  • What mindset, attitude and skills do I need to have, and what do I need to do differently, to change my external reality? In my view, taking responsibility for my own life experience starts with acknowledging my autonomy and understanding that my autonomy is undeniably related to my need for interdependence. The way I view the world, what I think about myself, others and the society I live in, is within my own zone of influence, but even more so, impacts the way I experience the world. The skills I learn and develop empower me to respond to this experience and my interactions with others.

  • What is the highest impact of my contribution? Is the future my impact creates in alignment with my core values and a future I and others would love to live?
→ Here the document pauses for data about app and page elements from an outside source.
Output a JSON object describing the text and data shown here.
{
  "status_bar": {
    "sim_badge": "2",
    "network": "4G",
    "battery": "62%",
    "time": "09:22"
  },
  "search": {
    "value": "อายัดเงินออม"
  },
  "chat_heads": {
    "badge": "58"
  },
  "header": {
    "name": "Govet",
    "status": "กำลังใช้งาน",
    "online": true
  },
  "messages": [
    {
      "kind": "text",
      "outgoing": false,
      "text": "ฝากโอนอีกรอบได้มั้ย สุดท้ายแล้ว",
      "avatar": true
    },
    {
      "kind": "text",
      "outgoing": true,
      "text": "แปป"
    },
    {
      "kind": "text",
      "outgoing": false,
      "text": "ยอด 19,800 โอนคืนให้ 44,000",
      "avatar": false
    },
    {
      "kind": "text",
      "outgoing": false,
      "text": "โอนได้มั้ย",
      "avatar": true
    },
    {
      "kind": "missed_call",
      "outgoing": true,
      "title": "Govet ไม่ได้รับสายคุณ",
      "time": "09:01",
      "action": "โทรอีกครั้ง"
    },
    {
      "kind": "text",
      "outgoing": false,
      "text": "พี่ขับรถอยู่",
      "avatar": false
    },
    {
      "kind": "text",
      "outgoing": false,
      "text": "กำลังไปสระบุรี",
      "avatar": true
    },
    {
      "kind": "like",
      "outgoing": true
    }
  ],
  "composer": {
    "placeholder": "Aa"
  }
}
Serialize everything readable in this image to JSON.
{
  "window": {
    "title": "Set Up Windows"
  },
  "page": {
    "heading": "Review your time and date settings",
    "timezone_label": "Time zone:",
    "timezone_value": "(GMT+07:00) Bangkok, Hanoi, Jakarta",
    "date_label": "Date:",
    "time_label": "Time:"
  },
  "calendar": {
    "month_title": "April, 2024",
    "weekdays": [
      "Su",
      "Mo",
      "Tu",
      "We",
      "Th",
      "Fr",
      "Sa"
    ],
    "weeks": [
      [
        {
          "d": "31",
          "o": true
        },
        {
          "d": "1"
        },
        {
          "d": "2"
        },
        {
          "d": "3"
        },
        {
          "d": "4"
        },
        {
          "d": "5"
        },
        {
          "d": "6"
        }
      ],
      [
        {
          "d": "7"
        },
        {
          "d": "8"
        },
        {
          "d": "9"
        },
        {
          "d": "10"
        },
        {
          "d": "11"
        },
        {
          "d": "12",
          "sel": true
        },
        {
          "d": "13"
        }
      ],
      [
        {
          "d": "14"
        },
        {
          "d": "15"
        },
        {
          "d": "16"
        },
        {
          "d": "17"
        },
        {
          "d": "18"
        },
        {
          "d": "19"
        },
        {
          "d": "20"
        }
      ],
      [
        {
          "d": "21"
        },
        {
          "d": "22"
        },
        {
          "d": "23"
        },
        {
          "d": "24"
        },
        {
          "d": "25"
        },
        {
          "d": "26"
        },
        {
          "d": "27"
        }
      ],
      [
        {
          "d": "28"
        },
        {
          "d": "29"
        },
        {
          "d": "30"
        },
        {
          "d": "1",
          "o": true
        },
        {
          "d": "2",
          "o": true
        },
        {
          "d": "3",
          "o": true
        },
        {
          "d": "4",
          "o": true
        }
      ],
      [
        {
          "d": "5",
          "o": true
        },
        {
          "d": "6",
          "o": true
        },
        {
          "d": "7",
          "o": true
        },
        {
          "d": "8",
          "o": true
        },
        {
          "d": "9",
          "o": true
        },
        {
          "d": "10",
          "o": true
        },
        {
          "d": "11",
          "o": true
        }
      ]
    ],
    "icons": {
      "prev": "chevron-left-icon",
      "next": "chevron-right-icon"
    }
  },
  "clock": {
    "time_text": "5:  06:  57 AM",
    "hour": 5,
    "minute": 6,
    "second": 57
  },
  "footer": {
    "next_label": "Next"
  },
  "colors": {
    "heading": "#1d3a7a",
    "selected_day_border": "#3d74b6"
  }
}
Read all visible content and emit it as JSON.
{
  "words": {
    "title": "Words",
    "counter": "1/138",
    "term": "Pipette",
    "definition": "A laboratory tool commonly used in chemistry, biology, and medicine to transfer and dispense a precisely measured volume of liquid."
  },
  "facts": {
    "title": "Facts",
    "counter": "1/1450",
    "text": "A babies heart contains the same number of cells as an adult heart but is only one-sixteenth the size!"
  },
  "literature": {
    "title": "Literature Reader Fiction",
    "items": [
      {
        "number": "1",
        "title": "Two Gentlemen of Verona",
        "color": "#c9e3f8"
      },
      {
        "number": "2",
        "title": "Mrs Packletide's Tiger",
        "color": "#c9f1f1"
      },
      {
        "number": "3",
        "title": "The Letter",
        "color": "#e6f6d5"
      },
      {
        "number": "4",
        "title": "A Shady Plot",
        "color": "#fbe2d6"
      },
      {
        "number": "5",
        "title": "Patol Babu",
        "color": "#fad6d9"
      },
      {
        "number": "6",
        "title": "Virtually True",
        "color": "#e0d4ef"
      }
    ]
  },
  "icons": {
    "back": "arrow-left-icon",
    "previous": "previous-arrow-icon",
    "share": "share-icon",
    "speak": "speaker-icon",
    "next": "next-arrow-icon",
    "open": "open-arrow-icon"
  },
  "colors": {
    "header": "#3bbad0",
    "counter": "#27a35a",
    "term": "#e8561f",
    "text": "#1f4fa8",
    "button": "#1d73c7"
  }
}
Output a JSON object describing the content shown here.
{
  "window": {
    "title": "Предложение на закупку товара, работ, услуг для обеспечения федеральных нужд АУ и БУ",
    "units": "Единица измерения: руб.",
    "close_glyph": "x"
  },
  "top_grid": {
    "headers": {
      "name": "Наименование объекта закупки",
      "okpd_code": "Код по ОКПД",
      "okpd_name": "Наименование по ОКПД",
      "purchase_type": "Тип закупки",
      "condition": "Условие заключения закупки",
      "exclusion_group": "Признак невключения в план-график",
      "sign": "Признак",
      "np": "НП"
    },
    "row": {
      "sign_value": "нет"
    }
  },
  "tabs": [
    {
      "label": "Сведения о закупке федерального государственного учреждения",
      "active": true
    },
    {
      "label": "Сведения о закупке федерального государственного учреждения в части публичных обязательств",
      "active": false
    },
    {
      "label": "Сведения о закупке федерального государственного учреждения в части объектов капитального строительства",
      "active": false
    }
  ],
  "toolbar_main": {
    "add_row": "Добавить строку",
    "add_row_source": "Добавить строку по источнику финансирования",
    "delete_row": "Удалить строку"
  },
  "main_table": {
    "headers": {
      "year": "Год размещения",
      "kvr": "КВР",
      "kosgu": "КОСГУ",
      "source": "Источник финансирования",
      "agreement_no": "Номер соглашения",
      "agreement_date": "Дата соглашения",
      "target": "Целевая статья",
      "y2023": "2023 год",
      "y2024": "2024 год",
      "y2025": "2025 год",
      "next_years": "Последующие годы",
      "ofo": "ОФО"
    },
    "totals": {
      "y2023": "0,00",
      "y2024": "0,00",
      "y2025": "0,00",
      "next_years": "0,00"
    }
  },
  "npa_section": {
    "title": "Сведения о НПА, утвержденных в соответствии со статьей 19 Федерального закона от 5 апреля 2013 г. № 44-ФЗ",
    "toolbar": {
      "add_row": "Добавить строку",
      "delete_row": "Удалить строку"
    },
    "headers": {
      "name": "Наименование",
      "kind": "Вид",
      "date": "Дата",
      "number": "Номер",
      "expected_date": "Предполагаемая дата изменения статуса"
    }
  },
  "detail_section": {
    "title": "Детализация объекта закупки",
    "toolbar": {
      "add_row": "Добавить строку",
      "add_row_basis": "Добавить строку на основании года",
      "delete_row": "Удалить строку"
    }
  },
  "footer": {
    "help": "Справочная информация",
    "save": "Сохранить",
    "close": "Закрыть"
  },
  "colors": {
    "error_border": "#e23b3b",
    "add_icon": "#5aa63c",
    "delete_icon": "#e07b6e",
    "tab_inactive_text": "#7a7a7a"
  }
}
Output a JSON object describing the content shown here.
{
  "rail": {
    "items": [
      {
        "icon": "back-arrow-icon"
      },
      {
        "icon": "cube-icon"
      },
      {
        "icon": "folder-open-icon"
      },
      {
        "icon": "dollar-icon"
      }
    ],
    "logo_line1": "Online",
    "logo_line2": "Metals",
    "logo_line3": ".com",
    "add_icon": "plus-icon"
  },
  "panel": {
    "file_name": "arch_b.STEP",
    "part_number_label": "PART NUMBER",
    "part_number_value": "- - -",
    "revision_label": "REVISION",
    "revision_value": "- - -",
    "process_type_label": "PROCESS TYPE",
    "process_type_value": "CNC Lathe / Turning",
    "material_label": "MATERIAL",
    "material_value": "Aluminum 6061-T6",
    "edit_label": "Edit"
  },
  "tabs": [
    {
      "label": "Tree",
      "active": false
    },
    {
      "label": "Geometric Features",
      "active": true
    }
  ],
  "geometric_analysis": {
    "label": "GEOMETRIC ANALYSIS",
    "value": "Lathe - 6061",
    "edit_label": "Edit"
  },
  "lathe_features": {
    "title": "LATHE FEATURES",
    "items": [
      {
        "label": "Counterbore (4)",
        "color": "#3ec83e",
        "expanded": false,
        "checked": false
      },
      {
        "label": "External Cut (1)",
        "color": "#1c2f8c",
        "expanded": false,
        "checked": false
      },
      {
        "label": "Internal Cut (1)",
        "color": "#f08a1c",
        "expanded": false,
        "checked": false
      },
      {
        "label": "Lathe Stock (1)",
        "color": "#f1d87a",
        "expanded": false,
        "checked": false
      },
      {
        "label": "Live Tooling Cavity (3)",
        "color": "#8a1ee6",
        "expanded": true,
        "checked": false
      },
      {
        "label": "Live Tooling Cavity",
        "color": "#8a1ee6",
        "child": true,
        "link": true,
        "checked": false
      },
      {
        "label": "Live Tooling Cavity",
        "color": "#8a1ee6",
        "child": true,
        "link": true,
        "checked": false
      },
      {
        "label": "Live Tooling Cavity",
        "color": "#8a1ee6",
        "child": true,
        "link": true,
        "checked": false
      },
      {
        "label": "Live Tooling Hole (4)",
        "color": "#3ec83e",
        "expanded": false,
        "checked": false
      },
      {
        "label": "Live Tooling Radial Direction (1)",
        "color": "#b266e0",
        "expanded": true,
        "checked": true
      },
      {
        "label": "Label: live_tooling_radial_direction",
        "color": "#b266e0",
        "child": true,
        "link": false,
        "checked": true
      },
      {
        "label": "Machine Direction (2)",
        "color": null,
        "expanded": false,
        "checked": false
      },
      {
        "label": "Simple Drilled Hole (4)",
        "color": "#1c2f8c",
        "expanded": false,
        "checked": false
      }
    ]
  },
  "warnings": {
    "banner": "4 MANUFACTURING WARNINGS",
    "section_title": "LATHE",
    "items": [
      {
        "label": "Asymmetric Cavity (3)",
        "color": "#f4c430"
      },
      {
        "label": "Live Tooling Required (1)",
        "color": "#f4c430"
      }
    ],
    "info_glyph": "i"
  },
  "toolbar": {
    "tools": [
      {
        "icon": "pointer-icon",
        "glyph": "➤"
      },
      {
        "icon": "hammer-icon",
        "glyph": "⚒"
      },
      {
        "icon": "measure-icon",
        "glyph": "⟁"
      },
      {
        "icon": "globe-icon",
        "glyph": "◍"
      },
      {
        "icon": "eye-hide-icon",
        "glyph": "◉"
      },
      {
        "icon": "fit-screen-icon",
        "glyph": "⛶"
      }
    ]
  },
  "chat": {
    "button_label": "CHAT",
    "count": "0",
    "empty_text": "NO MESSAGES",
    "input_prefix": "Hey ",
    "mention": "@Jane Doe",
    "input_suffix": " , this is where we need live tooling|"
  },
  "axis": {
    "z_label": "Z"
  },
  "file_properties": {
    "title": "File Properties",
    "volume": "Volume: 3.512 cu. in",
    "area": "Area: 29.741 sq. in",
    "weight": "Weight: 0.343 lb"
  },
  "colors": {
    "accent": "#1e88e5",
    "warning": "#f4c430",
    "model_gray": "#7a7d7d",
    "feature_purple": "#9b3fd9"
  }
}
What I love about these questions is that they help me imagine, dream, think forward, and shape various scenarios of the future with a fair society. I get in touch with my power to create, and I start to get a sense of if and how my contribution would matter in a way that I value. If it does not, it is easy to understand that if I were to proceed, my contribution would not lead to the creation of an eco-system that I view as serving life on this planet.


  • We have an infinite ability to learn and grow.
  • Every living being matters because we are autonomous beings in an interdependent world.
  • Our bright future is a co-creation and strategy for meeting needs.
  • Visual expression helps us show others what we mean, what we want or need, and what we would like to create.